But I don't want to leave you with sadness. Yes, my dad died, and that's totally shit. I miss him so much and I would give anything for him to still be alive. But I am my father's daughter, and I have inherited a small piece of his relentless optimism. When I start put on this jumper, and I start to cry, there is an arc that the grieving follows, and I know that it will end with me smiling. I will look at photos of dad being his normal, silly self and find comfort in remembering how funny he thought it was that I had chosen this jumper to take to uni with me. I was in the spare room looking through the 'overflow' chest of drawers, and had put on the San Fran jumper. He poked his head around the door:
'Why have you got that old thing on?!' he said, incredulous.
'I don't know, it's kind of cool though, isn't it?' I replied.
'Is it?' he chuckled. ' If you say so! You are a funny little thing, Puggle. Have it if you want.'

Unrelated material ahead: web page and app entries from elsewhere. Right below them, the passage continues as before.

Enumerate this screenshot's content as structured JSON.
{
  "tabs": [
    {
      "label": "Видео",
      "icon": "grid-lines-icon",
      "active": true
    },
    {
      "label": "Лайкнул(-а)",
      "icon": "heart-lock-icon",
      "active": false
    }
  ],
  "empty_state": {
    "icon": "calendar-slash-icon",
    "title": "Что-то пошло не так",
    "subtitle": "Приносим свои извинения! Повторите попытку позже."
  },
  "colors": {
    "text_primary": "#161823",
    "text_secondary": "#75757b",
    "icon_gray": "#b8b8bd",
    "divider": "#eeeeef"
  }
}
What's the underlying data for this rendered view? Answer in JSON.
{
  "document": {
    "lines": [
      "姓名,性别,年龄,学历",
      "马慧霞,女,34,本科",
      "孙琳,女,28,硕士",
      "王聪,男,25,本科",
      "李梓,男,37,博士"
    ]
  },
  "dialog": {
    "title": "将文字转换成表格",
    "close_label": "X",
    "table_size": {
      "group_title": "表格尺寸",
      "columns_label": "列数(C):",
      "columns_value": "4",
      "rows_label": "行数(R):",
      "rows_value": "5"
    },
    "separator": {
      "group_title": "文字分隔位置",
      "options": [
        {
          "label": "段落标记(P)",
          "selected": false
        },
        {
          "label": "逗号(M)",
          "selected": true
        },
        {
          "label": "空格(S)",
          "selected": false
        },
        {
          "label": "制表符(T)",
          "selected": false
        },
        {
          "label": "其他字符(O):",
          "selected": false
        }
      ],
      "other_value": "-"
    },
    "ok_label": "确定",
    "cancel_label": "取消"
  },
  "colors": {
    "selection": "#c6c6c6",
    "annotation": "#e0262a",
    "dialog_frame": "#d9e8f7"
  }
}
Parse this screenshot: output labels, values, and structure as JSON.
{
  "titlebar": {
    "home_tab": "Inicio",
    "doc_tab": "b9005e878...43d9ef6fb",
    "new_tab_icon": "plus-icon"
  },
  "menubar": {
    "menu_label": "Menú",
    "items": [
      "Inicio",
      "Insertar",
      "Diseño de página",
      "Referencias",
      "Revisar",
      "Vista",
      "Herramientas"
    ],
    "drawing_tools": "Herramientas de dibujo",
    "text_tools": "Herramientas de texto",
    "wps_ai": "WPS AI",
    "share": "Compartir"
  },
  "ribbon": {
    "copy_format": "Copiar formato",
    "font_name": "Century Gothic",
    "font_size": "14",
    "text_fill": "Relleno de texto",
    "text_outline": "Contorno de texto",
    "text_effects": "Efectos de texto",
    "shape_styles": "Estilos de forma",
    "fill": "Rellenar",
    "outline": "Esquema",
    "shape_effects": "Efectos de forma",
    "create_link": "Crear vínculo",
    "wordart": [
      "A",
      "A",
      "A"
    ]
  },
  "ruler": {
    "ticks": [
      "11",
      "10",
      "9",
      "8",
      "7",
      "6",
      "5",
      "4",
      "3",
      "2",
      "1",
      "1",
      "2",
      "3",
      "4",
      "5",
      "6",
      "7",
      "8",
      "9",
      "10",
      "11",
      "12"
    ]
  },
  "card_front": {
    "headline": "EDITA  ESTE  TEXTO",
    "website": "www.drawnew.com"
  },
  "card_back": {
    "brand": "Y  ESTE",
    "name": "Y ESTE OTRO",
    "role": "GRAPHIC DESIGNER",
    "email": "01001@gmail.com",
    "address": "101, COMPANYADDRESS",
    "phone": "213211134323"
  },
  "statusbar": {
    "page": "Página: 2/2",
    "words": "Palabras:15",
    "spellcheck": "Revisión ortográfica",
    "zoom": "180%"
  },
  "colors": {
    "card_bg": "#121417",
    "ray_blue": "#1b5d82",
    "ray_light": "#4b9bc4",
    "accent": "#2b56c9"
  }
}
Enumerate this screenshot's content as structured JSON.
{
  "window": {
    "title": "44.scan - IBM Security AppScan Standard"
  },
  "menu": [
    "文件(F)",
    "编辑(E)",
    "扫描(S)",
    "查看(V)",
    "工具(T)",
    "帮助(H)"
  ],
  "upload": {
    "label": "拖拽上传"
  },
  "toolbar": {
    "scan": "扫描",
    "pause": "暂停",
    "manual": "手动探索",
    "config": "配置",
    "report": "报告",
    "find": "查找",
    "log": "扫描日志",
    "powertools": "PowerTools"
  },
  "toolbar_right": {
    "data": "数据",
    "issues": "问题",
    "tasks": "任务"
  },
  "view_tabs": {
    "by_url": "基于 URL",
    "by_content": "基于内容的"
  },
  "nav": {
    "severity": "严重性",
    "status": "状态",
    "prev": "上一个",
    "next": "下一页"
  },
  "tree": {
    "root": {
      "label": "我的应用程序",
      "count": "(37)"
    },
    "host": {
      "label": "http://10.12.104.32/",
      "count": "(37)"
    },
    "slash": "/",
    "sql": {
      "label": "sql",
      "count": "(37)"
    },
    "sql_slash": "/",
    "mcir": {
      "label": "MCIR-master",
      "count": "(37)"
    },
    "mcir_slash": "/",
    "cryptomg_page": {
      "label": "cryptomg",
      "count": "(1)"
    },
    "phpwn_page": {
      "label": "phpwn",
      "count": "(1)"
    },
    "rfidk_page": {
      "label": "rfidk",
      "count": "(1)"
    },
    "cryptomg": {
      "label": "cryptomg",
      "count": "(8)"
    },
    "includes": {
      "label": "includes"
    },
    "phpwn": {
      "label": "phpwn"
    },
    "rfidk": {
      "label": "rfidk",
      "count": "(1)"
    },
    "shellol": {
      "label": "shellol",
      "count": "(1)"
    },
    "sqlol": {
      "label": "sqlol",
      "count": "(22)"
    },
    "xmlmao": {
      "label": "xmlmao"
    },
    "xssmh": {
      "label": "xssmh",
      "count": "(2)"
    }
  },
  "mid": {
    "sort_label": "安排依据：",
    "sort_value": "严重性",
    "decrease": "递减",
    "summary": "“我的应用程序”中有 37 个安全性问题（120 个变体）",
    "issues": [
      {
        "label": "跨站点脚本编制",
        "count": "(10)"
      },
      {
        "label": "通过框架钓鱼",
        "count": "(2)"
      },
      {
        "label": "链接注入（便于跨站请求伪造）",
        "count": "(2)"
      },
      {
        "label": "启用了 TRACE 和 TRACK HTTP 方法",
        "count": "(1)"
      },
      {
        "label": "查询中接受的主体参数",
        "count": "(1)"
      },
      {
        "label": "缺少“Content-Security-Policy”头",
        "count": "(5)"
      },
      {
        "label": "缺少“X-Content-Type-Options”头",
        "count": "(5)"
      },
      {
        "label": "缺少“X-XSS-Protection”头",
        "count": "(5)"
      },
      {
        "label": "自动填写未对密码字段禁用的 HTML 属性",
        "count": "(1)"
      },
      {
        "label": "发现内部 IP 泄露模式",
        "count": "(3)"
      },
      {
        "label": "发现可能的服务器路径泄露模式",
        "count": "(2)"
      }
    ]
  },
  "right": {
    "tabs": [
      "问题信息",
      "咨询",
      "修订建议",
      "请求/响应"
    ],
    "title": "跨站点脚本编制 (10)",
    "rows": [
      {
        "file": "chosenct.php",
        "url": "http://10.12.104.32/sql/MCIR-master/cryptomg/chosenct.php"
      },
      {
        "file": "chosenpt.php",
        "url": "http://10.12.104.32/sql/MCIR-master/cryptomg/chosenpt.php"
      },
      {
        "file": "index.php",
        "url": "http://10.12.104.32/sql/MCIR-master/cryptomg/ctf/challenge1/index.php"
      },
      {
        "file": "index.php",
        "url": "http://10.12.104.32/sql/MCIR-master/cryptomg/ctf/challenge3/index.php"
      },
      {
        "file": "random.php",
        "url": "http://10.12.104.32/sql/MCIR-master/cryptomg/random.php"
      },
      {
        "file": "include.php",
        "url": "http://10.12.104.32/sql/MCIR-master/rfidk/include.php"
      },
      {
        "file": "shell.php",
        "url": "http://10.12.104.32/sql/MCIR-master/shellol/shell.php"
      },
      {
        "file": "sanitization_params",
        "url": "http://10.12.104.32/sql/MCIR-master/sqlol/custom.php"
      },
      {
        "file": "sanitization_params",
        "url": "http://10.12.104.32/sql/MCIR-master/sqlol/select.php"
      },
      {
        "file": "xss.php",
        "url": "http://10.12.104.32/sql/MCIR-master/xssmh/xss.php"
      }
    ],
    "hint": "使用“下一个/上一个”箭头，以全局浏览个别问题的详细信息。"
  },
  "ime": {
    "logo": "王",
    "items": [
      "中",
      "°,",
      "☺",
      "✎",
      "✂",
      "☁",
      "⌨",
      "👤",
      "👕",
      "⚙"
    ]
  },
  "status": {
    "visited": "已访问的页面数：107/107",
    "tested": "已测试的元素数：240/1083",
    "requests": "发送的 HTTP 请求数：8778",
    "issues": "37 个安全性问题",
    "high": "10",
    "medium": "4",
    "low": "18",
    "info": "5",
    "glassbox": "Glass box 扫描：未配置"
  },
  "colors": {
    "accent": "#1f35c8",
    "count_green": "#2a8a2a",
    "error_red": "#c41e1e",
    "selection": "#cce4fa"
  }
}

So I did. And I'm so glad that I did. It has come to represent more than just my dad to me. It represent my love for him, and my grief at his death, and the very process of grieving. It is imbued with the physical and emotional stains of loss, but through that loss, love has been woven into its fabric. Dad loved this jumper, and he loved me, and he loved that I loved this jumper. Taken together, the happiness and sadness entwined in this one garment are a perfect representation of why our clothes mean so much to us. They are complicated parts of complicated people in complicated relationships with each other.
It's just a jumper. But it's so, so much more than that.